_PROBLEM_
Scan the data below and copy each line where "LFMK" occurs.

:: DATA FOR REVIEW ::

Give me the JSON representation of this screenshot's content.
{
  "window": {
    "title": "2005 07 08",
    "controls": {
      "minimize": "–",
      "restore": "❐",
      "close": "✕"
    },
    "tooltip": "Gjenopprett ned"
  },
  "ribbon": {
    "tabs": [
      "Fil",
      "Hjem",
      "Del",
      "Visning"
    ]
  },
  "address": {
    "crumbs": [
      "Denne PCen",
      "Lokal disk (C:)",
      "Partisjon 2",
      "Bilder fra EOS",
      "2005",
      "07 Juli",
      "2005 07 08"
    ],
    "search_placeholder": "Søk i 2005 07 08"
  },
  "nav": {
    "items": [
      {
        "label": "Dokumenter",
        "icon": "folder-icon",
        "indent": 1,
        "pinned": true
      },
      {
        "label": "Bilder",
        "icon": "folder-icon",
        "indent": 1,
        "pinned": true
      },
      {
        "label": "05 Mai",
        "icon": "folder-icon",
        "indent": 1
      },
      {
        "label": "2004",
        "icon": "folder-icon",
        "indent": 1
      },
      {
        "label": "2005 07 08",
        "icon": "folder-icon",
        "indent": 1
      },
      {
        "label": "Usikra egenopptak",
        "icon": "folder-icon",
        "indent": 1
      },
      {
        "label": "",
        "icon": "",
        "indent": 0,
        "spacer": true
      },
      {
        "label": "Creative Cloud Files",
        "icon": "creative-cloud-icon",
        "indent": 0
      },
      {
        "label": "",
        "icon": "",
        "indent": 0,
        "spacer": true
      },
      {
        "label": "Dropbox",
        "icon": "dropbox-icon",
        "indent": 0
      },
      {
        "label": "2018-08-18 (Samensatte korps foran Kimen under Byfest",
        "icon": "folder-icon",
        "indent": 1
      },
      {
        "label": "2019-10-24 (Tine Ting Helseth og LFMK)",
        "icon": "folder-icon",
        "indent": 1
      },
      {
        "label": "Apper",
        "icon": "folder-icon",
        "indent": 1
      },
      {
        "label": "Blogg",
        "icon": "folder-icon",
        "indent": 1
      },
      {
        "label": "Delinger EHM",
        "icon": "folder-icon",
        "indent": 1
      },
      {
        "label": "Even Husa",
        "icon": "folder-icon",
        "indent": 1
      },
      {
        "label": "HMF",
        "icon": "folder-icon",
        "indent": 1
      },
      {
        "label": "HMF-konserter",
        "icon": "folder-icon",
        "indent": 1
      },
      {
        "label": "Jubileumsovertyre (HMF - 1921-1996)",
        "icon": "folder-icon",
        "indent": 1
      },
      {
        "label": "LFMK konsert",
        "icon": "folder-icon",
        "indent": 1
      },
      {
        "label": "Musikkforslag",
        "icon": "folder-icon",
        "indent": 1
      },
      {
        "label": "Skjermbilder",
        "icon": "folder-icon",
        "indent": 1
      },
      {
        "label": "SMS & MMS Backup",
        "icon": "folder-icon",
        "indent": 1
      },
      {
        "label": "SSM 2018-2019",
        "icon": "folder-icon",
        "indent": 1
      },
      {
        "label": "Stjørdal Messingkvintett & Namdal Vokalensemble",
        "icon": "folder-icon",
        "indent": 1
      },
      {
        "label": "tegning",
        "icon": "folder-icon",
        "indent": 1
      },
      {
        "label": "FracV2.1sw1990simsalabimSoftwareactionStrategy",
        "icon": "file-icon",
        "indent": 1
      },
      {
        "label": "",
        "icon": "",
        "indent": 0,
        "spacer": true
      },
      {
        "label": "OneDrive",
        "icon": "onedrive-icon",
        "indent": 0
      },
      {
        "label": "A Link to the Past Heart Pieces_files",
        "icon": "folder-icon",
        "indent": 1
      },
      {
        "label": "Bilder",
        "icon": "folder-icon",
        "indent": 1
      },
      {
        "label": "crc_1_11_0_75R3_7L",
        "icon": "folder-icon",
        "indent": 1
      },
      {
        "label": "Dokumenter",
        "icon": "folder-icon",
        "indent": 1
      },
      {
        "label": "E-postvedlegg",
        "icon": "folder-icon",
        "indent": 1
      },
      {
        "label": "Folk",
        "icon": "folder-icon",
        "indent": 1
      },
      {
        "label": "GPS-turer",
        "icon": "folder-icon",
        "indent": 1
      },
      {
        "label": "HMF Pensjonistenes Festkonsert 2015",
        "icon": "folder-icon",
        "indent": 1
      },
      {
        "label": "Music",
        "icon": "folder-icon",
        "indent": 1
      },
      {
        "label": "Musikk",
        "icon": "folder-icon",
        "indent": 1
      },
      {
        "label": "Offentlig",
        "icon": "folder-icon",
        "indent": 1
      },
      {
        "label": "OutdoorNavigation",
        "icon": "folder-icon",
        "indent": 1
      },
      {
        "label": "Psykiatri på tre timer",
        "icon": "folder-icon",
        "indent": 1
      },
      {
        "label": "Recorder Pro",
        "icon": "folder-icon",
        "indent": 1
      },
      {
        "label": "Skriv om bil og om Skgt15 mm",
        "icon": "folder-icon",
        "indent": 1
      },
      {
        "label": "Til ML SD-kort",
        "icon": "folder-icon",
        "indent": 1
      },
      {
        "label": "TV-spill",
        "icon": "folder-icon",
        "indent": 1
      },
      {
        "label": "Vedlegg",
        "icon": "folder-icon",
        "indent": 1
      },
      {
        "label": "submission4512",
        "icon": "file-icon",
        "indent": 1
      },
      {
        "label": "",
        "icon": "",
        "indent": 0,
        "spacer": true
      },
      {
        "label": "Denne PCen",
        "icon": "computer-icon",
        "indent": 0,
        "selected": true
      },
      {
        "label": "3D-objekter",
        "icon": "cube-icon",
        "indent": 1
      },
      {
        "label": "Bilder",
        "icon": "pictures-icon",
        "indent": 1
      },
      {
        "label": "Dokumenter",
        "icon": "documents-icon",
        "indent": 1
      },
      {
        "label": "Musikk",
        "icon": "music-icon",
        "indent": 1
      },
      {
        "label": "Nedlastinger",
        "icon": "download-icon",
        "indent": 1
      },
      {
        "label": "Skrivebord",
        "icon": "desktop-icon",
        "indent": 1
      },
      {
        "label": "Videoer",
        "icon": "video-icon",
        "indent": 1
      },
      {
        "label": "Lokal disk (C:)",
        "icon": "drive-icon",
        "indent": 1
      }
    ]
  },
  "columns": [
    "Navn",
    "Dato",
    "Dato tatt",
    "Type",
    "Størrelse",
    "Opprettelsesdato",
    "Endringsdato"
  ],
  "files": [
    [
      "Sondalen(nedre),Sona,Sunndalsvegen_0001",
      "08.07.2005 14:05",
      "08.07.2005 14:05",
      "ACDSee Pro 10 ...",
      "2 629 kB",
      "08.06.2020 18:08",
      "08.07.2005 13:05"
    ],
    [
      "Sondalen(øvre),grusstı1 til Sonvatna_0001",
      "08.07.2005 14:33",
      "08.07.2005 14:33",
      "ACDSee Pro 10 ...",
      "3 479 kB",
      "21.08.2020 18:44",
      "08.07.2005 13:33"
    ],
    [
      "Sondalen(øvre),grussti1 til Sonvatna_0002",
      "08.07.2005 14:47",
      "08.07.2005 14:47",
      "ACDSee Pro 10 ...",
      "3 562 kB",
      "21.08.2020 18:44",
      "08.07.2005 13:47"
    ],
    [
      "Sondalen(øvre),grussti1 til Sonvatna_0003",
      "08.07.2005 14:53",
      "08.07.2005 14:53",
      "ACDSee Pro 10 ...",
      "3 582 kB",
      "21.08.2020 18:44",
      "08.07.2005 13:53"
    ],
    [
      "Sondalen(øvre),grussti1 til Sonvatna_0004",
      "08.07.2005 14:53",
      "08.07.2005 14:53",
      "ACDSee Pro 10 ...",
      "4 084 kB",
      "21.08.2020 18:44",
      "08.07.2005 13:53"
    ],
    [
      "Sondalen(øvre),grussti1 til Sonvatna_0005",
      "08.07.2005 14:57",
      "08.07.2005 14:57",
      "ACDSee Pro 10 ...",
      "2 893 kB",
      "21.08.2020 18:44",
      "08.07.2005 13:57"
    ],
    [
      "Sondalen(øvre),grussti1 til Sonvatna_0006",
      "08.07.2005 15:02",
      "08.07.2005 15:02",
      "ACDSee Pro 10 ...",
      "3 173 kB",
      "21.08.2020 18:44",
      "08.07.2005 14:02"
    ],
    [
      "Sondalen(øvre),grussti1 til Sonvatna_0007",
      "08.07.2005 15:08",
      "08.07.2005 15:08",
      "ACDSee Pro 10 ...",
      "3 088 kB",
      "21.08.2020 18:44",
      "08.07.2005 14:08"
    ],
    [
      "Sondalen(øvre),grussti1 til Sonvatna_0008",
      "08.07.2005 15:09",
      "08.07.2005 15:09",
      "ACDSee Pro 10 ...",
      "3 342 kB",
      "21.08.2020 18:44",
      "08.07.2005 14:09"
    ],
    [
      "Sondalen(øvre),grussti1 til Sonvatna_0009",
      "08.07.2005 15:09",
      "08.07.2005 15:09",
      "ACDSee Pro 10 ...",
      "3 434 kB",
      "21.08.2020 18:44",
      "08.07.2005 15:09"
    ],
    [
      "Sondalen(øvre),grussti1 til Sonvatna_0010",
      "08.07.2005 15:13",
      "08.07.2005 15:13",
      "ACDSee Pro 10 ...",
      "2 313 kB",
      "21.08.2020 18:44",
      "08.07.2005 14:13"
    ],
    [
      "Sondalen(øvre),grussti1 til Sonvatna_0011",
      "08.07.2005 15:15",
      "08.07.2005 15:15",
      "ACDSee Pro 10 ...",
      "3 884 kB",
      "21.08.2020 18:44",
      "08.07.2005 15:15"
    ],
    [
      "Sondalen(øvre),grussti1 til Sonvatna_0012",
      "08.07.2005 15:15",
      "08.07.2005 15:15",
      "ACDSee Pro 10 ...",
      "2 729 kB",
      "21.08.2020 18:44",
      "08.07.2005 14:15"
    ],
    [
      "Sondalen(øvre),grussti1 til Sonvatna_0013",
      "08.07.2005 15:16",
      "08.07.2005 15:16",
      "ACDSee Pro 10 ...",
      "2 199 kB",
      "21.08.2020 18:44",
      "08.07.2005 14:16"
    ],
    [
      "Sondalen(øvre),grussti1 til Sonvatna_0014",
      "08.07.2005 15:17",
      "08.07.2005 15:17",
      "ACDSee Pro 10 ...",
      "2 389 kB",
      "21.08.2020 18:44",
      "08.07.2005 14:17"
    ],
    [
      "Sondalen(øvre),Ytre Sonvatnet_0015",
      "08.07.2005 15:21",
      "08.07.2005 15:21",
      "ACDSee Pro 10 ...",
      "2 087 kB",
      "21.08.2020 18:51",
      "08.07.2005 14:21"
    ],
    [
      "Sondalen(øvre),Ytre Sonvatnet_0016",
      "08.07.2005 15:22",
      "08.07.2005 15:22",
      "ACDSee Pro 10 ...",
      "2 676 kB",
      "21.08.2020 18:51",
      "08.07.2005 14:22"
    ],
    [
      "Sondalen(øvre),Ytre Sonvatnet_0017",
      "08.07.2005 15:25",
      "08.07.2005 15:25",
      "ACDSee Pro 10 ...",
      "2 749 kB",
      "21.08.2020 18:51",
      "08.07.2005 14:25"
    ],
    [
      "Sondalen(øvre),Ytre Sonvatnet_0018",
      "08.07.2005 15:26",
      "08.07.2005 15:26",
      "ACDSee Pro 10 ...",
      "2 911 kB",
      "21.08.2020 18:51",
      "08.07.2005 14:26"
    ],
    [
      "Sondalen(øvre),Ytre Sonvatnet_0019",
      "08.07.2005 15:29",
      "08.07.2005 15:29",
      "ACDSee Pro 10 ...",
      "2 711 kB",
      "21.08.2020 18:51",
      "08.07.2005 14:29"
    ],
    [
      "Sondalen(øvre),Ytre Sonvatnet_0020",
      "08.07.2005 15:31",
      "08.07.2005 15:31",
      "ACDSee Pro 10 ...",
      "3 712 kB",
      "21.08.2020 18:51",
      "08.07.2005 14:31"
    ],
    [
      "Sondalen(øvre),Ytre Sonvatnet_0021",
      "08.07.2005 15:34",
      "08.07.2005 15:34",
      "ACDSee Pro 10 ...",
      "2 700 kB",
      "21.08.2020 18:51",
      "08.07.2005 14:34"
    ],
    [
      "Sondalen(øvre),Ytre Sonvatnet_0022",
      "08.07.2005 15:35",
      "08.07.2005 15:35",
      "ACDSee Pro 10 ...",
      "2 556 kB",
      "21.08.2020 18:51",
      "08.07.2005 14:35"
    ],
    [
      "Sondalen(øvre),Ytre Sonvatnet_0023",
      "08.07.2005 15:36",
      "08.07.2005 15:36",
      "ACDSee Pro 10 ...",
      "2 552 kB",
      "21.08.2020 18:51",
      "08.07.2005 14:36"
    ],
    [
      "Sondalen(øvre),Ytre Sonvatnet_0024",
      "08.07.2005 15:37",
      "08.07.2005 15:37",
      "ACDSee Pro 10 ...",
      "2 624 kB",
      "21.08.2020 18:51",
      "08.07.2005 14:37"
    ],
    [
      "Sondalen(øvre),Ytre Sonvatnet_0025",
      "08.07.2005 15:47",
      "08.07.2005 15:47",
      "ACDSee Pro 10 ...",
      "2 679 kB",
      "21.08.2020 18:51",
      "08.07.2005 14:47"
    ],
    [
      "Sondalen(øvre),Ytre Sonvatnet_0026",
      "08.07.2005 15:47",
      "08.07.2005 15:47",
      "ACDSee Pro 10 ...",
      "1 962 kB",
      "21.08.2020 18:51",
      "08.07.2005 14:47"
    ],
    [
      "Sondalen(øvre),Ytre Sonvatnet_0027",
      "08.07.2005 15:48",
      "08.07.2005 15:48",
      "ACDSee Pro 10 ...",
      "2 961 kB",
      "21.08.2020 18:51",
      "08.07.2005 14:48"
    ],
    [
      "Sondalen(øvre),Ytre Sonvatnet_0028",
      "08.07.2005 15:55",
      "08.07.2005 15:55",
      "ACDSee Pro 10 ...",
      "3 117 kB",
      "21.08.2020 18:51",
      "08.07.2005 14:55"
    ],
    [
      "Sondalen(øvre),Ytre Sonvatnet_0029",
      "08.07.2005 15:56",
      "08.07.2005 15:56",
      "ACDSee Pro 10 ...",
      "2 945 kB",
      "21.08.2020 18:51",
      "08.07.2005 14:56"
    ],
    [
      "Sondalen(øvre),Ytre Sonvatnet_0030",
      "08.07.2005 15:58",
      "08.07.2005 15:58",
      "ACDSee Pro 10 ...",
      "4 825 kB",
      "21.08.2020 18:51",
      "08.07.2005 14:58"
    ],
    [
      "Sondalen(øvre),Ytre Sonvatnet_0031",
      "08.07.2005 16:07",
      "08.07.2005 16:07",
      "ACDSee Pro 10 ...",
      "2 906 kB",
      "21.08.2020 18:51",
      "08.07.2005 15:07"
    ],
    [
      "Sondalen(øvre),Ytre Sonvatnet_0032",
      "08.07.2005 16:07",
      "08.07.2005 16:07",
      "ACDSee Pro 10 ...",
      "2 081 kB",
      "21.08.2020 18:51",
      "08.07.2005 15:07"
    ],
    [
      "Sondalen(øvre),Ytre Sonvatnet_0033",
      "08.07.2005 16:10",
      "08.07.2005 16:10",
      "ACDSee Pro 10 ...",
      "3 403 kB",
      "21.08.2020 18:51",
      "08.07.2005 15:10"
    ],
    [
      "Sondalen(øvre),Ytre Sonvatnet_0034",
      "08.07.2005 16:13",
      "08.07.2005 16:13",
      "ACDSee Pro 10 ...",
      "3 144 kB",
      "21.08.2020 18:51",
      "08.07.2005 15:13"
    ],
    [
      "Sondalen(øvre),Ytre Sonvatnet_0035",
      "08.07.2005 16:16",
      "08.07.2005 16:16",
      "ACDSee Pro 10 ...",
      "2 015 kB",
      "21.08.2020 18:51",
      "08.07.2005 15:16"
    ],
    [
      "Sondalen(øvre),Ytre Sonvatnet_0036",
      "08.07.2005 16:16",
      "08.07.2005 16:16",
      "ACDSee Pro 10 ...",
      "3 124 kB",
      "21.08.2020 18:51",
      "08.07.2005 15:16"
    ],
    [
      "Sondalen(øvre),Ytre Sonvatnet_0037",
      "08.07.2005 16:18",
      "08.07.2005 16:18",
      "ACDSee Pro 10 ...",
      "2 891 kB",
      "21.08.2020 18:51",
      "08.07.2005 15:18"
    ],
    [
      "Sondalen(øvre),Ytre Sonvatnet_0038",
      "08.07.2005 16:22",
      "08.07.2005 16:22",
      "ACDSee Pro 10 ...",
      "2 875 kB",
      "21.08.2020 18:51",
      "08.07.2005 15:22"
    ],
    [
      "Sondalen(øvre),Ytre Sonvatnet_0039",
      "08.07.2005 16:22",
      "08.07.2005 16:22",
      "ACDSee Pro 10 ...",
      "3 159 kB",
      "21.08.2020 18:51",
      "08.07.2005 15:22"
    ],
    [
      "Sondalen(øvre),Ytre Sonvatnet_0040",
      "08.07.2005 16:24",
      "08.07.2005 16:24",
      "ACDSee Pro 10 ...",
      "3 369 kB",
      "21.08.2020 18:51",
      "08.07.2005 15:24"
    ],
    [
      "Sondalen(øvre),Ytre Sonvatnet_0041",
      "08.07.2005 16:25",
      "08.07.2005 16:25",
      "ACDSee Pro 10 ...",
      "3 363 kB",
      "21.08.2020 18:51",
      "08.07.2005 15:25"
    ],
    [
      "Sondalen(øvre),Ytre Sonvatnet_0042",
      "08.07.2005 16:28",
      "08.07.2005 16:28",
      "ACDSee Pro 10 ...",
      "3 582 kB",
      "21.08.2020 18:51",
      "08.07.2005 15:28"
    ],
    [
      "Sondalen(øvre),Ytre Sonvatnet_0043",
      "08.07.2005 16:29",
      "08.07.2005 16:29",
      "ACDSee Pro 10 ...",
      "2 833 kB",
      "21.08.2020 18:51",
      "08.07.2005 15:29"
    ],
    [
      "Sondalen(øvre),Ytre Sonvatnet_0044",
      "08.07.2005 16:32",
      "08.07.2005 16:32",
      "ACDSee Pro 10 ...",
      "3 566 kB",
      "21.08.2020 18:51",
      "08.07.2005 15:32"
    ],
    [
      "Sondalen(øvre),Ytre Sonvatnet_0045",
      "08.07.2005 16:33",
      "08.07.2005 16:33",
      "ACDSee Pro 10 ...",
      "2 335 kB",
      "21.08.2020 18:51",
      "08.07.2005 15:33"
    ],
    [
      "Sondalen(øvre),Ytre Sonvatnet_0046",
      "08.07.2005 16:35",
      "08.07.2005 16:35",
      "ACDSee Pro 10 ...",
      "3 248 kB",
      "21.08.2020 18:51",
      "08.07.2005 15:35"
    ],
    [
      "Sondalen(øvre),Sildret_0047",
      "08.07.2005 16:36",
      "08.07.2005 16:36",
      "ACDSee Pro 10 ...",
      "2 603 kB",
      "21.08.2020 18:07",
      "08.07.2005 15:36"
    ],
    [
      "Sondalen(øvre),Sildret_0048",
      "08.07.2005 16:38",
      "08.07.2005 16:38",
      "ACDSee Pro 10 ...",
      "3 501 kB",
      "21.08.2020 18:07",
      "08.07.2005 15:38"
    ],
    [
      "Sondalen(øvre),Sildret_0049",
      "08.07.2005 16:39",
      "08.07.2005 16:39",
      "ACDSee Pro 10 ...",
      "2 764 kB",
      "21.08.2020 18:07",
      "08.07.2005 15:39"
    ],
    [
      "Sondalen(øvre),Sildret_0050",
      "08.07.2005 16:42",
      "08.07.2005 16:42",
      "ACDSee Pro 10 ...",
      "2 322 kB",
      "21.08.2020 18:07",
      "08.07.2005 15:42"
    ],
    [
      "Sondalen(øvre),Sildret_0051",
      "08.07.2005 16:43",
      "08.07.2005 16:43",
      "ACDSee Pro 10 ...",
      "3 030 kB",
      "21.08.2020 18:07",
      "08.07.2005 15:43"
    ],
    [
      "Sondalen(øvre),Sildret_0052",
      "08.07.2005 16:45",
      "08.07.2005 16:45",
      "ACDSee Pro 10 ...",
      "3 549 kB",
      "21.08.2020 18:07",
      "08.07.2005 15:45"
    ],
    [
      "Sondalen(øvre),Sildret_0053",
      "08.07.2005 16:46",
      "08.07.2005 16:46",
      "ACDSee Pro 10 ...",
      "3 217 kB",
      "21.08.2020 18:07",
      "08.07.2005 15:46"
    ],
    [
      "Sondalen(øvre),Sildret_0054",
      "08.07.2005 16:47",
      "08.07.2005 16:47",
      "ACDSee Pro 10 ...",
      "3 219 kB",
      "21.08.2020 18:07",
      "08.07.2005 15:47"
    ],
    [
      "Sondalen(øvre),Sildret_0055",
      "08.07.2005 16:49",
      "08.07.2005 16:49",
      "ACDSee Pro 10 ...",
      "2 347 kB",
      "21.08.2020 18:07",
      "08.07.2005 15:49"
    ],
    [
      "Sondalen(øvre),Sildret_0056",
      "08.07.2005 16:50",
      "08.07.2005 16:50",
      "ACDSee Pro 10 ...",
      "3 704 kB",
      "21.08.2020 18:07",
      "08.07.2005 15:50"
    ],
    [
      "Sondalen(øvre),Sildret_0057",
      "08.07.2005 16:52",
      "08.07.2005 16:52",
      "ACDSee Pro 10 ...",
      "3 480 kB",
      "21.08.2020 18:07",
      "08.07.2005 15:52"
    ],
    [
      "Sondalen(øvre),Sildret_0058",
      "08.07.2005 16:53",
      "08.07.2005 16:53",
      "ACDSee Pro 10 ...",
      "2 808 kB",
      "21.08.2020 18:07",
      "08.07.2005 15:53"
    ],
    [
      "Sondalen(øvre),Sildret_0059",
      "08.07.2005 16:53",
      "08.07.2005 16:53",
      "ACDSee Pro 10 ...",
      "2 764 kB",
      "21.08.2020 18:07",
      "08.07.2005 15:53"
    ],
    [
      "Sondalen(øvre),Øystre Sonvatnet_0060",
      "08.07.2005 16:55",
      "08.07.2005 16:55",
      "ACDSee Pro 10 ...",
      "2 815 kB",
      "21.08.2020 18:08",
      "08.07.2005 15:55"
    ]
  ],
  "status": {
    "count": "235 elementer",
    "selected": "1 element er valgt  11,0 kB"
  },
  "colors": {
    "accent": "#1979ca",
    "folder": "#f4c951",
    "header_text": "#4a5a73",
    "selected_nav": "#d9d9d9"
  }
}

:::

_EXERCISE RESPONSE_
        "label": "2019-10-24 (Tine Ting Helseth og LFMK)",
        "label": "LFMK konsert",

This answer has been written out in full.